Today, Tribune Publishing’s total market capitalization is just $242 million. Its fourth quarter ad revenues were down 8.7% and circulation revenues were flat. Over the past year, its stock price has fallen by as much as 50%, trading as low as $5.68-per-share.
Tribune Publishing’s move may make a kind of shortsighted sense as a cost-saving measure, but it makes no discernible sense from either a business or editorial standpoint. Anyone who pretends otherwise is whistling down the wind.
Even with Ferro’s $44.4-million transfusion, the company has just $80 million in cash on hand. As the New York Times reported last week, “By early this year, according to people with knowledge of the company’s finances, who spoke on condition of anonymity to reveal confidential information, the company was down to about $40 million in cash reserves and was not able to raise any debt. It was, said one of those people, just a few bad months away from being unable to pay its bills.”
In fact, people on staff at the Times say they’ve been told by their editors that they soon will have to move to a different, smaller part of the old Times Mirror Square or to some other building entirely because the paper no longer can afford the rent Tribune Media is charging. (Carved into the granite beside the entrance to the Times building is this motto: “This is the fourth home of the Los Angeles Times and stands as a symbol of faith in California.)
Against this backdrop, media analyst Ken Doctor recently posed this question: “What do we make of the editor-publisher strategy? On a business level – and that’s where the money is generated, right—it is bewildering. Neither Davan Maharaj (The Times’ editor-publisher) nor Bruce Dold (Chicago Tribune), for instance, have any business-side experience. Neither do most, if not all, of those named “publishers.” Maharaj will report directly to CEO Justin Dearborn, again showing the editor’s much-observed talent to “manage up.” In that relationship, long-time editor Maharaj will have a boss who himself has no media revenue-generating experience.”
This new arrangement won’t work for other reasons. Putting aside the issues of complexity in modern newspaper operations, no one I’ve ever known has the required expertise to run both a business side and a newsroom—let alone the time and energy to do justice to both roles.
Moreover, the separation of newspapers’ business and editorial operations was undertaken after long experience not for purely ethical reasons, but also for pragmatic ones. If both operations are centered in one office, editorial independence inevitably will be compromised and the detriment of the journalism’s quality and, therefore, its salability to readers and advertisers.
The image to keep in mind is parallel lines: Neither makes sense without the other and both must be strong, but if they’re going to move forward, they never can touch.

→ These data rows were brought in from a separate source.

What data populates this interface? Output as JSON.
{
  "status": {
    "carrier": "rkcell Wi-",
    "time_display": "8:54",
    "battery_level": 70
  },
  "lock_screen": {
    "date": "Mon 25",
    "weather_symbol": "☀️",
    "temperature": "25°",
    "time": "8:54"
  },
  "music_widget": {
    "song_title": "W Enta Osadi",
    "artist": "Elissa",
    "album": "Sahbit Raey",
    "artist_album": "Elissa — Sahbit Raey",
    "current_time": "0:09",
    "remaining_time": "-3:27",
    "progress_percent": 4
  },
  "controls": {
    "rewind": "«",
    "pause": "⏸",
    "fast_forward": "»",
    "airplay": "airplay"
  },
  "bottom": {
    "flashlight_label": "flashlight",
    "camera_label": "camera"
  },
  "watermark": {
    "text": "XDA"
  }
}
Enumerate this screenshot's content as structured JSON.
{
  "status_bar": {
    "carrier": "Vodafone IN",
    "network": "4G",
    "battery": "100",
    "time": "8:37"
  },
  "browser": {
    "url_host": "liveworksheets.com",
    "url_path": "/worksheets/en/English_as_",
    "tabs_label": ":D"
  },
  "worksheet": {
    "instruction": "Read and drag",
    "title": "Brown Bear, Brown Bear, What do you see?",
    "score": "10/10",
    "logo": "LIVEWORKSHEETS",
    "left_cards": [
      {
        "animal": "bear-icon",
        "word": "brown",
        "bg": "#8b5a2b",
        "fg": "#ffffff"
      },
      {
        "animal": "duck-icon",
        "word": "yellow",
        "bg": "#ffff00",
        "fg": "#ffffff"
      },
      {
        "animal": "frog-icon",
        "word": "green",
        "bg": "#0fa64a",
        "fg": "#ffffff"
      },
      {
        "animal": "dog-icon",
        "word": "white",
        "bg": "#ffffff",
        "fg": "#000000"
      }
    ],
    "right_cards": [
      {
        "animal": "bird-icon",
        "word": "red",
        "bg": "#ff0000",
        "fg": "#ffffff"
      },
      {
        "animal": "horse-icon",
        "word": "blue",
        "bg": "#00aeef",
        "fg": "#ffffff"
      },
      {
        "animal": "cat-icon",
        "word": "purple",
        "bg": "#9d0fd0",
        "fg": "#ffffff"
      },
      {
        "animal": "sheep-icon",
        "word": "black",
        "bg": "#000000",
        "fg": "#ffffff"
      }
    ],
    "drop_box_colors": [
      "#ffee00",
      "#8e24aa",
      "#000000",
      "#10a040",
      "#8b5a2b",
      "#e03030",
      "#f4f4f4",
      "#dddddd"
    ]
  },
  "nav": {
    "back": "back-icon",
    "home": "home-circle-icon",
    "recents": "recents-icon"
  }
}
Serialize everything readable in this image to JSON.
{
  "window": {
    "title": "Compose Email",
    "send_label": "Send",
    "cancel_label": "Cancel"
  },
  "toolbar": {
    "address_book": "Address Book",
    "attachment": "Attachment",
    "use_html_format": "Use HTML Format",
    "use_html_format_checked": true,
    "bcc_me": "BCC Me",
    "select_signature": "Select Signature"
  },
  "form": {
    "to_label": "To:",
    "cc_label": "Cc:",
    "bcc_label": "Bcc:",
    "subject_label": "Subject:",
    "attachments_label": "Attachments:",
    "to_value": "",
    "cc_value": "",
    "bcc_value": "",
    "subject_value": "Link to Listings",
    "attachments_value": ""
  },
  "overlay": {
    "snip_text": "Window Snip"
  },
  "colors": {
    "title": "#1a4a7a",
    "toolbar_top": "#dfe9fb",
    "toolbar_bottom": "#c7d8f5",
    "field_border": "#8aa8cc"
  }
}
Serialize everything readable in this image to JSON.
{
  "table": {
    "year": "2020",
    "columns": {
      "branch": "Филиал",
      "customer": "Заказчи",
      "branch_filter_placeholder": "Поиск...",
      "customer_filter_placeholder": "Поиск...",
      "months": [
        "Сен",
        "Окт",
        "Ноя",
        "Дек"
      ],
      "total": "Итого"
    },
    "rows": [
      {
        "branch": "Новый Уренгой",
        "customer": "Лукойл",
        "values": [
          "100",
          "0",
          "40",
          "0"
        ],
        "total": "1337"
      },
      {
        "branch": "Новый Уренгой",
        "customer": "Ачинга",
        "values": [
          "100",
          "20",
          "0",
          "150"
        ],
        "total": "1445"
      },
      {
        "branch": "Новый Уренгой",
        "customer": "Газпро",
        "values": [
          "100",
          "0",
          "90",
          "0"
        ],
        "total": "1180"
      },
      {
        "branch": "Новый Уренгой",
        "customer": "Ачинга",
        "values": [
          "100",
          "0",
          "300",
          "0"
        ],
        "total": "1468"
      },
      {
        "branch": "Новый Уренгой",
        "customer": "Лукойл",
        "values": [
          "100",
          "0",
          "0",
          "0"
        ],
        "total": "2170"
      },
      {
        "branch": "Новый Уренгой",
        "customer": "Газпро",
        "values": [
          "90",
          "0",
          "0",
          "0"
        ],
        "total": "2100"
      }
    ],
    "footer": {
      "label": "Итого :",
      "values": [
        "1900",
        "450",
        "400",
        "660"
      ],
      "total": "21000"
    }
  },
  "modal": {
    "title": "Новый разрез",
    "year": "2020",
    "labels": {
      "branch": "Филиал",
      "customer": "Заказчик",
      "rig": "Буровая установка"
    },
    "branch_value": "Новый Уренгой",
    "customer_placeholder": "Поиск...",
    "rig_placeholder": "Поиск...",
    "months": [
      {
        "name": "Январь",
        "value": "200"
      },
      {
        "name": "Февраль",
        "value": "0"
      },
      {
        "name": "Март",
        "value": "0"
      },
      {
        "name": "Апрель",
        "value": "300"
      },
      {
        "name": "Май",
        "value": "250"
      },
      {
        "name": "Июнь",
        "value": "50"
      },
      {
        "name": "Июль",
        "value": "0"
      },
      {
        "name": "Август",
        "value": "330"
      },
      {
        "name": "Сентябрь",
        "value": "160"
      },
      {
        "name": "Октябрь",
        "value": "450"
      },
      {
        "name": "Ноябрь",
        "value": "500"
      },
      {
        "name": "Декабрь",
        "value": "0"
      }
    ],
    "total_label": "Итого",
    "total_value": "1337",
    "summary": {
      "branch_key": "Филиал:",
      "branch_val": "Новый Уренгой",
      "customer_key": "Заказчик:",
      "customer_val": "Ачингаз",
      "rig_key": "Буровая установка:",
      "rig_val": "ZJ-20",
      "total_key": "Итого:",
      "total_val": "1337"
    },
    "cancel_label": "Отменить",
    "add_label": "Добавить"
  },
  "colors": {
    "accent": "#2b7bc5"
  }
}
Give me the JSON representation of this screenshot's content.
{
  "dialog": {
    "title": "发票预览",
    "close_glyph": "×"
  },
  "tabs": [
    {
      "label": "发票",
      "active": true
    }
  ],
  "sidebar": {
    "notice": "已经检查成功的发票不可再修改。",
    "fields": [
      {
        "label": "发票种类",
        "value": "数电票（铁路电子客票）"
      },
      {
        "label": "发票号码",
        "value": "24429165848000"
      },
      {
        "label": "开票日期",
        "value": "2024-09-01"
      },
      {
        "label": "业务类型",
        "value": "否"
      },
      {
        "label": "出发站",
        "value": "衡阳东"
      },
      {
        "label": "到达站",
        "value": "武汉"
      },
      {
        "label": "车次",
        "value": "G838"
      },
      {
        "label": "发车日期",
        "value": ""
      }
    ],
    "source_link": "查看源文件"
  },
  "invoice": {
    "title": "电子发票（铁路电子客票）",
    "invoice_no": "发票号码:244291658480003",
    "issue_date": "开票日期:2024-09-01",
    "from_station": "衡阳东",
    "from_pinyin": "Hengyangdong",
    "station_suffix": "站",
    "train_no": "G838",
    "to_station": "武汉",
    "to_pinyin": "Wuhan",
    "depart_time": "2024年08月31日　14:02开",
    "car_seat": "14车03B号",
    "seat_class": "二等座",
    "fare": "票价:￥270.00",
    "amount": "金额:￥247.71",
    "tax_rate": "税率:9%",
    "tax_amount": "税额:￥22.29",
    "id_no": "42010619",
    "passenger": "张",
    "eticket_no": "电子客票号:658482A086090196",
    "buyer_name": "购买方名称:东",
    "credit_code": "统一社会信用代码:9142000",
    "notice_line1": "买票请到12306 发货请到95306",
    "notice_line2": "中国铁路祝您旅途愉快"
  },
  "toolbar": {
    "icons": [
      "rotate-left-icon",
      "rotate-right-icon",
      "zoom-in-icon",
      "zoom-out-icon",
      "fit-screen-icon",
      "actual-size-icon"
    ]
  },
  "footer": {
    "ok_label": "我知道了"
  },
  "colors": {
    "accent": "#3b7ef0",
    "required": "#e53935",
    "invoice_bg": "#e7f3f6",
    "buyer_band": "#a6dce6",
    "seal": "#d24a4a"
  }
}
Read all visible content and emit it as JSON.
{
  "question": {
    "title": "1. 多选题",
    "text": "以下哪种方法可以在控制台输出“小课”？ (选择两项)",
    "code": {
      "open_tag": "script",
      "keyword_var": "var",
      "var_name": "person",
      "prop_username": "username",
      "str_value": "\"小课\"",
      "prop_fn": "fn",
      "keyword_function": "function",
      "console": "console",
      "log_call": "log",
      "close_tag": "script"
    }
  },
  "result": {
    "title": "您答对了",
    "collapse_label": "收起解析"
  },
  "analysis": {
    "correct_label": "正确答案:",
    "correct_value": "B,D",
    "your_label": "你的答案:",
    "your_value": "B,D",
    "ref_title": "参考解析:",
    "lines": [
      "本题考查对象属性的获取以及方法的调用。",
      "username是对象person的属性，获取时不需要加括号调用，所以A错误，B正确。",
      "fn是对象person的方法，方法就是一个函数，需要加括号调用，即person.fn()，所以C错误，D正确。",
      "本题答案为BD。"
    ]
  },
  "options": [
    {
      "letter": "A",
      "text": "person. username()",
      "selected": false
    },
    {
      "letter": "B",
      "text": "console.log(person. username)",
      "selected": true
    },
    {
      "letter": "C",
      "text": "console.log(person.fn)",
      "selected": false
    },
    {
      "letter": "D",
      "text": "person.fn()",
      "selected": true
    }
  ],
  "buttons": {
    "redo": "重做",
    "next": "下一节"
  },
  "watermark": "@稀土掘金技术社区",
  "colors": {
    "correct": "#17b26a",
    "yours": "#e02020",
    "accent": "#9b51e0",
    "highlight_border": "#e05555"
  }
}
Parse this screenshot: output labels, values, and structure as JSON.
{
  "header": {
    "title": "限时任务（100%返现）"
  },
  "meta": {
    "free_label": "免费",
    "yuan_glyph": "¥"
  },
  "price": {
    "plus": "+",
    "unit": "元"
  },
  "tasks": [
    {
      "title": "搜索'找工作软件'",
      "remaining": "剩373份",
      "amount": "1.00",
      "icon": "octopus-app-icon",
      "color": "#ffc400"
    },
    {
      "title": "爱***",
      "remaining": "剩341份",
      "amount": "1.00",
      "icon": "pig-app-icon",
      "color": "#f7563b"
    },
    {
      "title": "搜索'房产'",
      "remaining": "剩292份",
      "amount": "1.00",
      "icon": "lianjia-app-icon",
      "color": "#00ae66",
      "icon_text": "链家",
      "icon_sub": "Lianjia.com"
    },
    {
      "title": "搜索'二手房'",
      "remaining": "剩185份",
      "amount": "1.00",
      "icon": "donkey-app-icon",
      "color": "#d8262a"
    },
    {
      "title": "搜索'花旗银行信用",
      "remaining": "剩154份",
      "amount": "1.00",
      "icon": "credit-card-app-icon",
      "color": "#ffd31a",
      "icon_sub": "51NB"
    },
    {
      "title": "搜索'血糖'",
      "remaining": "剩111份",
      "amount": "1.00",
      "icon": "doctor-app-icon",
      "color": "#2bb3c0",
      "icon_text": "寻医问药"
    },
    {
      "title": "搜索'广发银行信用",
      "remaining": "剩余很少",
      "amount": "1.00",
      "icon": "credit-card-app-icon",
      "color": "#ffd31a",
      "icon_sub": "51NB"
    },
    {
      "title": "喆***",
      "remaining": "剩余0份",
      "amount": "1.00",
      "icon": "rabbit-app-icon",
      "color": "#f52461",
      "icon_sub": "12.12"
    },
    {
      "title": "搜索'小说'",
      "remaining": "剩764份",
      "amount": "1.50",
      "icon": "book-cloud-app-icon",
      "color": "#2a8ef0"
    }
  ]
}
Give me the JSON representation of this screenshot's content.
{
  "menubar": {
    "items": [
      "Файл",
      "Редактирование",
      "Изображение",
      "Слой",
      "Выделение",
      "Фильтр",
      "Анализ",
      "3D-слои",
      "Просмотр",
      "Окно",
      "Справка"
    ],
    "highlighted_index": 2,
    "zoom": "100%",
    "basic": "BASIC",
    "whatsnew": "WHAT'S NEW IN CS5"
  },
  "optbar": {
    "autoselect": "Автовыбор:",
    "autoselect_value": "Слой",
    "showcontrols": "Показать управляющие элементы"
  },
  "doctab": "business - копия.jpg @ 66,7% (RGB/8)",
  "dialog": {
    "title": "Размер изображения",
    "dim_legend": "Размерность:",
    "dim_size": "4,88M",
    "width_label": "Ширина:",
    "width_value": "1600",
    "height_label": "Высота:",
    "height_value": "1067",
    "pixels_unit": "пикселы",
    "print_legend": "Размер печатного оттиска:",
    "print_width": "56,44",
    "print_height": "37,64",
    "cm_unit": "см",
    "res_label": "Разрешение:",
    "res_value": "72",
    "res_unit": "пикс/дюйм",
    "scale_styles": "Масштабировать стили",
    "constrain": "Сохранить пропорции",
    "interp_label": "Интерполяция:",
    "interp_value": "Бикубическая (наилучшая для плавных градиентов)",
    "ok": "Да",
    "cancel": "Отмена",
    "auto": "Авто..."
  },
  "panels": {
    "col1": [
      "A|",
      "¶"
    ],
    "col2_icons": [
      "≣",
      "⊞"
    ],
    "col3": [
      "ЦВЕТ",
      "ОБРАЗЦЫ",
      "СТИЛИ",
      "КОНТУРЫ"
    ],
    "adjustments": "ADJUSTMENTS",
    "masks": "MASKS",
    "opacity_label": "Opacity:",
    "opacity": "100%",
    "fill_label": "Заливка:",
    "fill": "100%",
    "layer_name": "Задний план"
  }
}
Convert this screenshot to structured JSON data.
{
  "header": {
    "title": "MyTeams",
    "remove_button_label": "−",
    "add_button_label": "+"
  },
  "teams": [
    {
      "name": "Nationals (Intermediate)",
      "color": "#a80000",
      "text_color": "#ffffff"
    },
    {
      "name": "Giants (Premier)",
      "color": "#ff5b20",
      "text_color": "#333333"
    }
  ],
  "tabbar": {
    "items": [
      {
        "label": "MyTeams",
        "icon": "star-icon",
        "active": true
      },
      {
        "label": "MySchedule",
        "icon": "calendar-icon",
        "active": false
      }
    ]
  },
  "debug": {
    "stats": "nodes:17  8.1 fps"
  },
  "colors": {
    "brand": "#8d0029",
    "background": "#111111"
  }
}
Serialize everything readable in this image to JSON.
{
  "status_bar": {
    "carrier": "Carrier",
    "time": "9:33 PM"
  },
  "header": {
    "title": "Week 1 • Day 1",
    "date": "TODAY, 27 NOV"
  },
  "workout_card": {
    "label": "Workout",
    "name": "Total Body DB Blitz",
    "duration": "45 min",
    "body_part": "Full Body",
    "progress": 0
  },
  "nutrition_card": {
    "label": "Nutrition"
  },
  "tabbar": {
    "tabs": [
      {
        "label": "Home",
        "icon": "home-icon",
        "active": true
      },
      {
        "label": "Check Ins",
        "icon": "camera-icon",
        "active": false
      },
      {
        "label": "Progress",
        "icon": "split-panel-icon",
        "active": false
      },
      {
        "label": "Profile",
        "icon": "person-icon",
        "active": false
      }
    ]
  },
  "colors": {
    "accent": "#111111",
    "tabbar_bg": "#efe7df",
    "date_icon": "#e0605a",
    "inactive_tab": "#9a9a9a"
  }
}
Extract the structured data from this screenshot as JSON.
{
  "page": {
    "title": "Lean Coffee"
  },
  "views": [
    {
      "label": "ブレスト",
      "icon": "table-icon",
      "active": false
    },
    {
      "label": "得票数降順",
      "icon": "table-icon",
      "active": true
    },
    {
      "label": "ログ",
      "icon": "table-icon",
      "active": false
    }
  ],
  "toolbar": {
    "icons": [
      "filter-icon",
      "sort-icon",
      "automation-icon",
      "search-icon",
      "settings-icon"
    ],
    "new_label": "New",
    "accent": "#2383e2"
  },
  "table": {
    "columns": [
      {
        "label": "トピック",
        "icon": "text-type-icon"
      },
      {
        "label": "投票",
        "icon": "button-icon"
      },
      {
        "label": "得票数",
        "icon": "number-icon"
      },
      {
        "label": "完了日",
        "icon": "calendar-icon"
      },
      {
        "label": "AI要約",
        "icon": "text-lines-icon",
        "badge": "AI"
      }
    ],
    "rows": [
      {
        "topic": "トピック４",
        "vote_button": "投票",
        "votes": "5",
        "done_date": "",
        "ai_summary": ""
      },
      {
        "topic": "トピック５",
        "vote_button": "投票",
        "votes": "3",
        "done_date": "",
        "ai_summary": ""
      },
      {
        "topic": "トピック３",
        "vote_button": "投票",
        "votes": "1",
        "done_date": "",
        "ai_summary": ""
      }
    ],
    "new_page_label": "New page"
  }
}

Tribune Publishing’s move may make a kind of shortsighted sense as a cost-saving measure, but it makes no discernible sense from either a business or editorial standpoint. Anyone who pretends otherwise is whistling down the wind. Tribune, as Doctor has described it, is a company perpetually in transition without ever achieving transformation.
This latest goofy, history-defying, lets-try-anything move reeks of desperation. In fact, it is just the latest example of Tribune’s nearly unbroken record of failing to meet its responsibilities to the Times’ readers and their community.